I have to admit I was a little stunned by the American Petroleum Institute weekly supply report which showed increases in both oil and gasoline supply. Yet after the Energy Information Administration report, it seemed that the energy world somehow made sense again. With all of the issues challenging energy production, imports and production, not to mention seasonal patterns, the weekly net changes make a lot more sense. Still there were some surprises.
While commercial crude oil inventories did fall by 3.7 million barrels, that happened as oil imports increased. The EIA reported that U.S. crude oil imports averaged 8.7 million barrels per day last week, up by 90 thousand per day from the previous week.
At the same time the EIA also reported that gasoline production increased last week, averaging just less than 9.4 million barrels per day despite the fact that we had the Enbridge pipeline out of commission and the BP refinery with major issues. Still it was reported that gasoline inventories fell by 2.4 million barrels.
Over all the report showed that total commercial petroleum inventories decreased by 4.6 million barrels, a very bullish number and even more bullish when you add to it a slew of provocative geo-political headlines and even more refinery problems.
Oil popped on a Reuters head line that said, "Saudi Arabia ordered its citizens to leave Lebanon immediately." "The Saudi Arabian embassy in Lebanon calls all Saudi citizens to leave Lebanon immediately," the alert said, without elaborating.” For the oil market already edgy of being on the edge, rallied on the report but Iran war rumor fatigue is beginning to set in.
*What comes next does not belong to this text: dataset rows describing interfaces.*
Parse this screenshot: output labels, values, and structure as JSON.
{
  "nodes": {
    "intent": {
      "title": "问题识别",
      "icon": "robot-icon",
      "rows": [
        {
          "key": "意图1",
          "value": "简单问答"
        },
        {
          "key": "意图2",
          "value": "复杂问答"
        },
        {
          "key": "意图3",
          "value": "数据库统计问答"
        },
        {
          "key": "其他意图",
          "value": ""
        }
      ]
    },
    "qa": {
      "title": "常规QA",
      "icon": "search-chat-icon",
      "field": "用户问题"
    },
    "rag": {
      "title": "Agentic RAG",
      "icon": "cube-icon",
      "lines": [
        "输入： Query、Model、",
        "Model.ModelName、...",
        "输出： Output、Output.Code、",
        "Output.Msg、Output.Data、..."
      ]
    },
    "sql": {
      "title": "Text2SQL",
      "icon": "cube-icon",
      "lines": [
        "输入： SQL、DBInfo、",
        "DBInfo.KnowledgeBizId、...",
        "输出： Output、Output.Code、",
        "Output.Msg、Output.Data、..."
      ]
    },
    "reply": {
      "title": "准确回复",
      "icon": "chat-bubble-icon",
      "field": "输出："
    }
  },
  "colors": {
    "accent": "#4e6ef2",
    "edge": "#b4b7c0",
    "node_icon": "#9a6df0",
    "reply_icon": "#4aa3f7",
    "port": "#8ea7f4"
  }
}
Refining issues did not help the product market. Reuters confirmed local media reports that three contractors were hurt in a flash fire at its BP Whiting Indiana refinery late Tuesday and were in stable condition at a hospital on Wednesday. BP spokesman Scott Dean said the fire at the 337,000 barrels-per-day Whiting refinery, the largest in the U.S. Midwest, was quickly extinguished. Sources familiar with refinery operations said a coker unit was among several units undergoing planned work. The fire did not impact other operations at the plant, the sources said. BP declined comment on the work.
The EIA also reported that North Dakota's oil production averaged 660 thousand barrels per day (bbl/d) in June 2012, up 3% from the previous month and 71% over June 2011 volumes. Driving production gains is output from the Bakken formation in the Williston Basin, which averaged 594 thousand bbl/d in June 2012. The Bakken now accounts for 90% of North Dakota's total oil production!